● ACTION ITEM
A faithful, complete copy of the records is required.

----------------

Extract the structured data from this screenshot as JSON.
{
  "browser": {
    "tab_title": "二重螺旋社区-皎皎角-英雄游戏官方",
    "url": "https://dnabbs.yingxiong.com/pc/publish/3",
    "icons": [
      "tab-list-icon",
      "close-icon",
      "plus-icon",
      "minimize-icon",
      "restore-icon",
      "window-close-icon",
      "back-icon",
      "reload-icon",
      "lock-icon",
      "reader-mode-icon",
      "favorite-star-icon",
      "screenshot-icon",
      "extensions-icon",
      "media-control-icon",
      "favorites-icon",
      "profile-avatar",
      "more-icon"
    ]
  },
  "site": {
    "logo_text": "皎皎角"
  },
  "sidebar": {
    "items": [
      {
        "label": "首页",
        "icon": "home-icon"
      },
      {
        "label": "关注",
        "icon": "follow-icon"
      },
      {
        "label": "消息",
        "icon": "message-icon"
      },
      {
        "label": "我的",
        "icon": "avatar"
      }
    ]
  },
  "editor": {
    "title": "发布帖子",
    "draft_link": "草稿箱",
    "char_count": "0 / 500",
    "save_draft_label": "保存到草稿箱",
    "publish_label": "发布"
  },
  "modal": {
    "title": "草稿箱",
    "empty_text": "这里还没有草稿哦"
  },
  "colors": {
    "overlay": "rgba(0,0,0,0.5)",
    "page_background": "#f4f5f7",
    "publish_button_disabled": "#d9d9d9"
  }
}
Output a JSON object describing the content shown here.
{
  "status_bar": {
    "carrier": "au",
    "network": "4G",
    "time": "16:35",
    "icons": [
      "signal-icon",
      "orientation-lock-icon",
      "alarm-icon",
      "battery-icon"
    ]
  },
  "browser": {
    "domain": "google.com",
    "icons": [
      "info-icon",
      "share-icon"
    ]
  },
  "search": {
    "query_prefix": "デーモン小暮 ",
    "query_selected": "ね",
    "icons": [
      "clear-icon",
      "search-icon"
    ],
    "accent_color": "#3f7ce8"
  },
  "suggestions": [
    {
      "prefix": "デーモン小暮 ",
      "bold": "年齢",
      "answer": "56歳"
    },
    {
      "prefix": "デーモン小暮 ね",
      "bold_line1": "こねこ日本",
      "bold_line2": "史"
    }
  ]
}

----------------

● ANSWER SECTION
Extract the structured data from this screenshot as JSON.
{
  "browser": {
    "tab_title": "二重螺旋社区-皎皎角-英雄游戏官方",
    "url": "https://dnabbs.yingxiong.com/pc/publish/3",
    "icons": [
      "tab-list-icon",
      "close-icon",
      "plus-icon",
      "minimize-icon",
      "restore-icon",
      "window-close-icon",
      "back-icon",
      "reload-icon",
      "lock-icon",
      "reader-mode-icon",
      "favorite-star-icon",
      "screenshot-icon",
      "extensions-icon",
      "media-control-icon",
      "favorites-icon",
      "profile-avatar",
      "more-icon"
    ]
  },
  "site": {
    "logo_text": "皎皎角"
  },
  "sidebar": {
    "items": [
      {
        "label": "首页",
        "icon": "home-icon"
      },
      {
        "label": "关注",
        "icon": "follow-icon"
      },
      {
        "label": "消息",
        "icon": "message-icon"
      },
      {
        "label": "我的",
        "icon": "avatar"
      }
    ]
  },
  "editor": {
    "title": "发布帖子",
    "draft_link": "草稿箱",
    "char_count": "0 / 500",
    "save_draft_label": "保存到草稿箱",
    "publish_label": "发布"
  },
  "modal": {
    "title": "草稿箱",
    "empty_text": "这里还没有草稿哦"
  },
  "colors": {
    "overlay": "rgba(0,0,0,0.5)",
    "page_background": "#f4f5f7",
    "publish_button_disabled": "#d9d9d9"
  }
}
Output a JSON object describing the content shown here.
{
  "status_bar": {
    "carrier": "au",
    "network": "4G",
    "time": "16:35",
    "icons": [
      "signal-icon",
      "orientation-lock-icon",
      "alarm-icon",
      "battery-icon"
    ]
  },
  "browser": {
    "domain": "google.com",
    "icons": [
      "info-icon",
      "share-icon"
    ]
  },
  "search": {
    "query_prefix": "デーモン小暮 ",
    "query_selected": "ね",
    "icons": [
      "clear-icon",
      "search-icon"
    ],
    "accent_color": "#3f7ce8"
  },
  "suggestions": [
    {
      "prefix": "デーモン小暮 ",
      "bold": "年齢",
      "answer": "56歳"
    },
    {
      "prefix": "デーモン小暮 ね",
      "bold_line1": "こねこ日本",
      "bold_line2": "史"
    }
  ]
}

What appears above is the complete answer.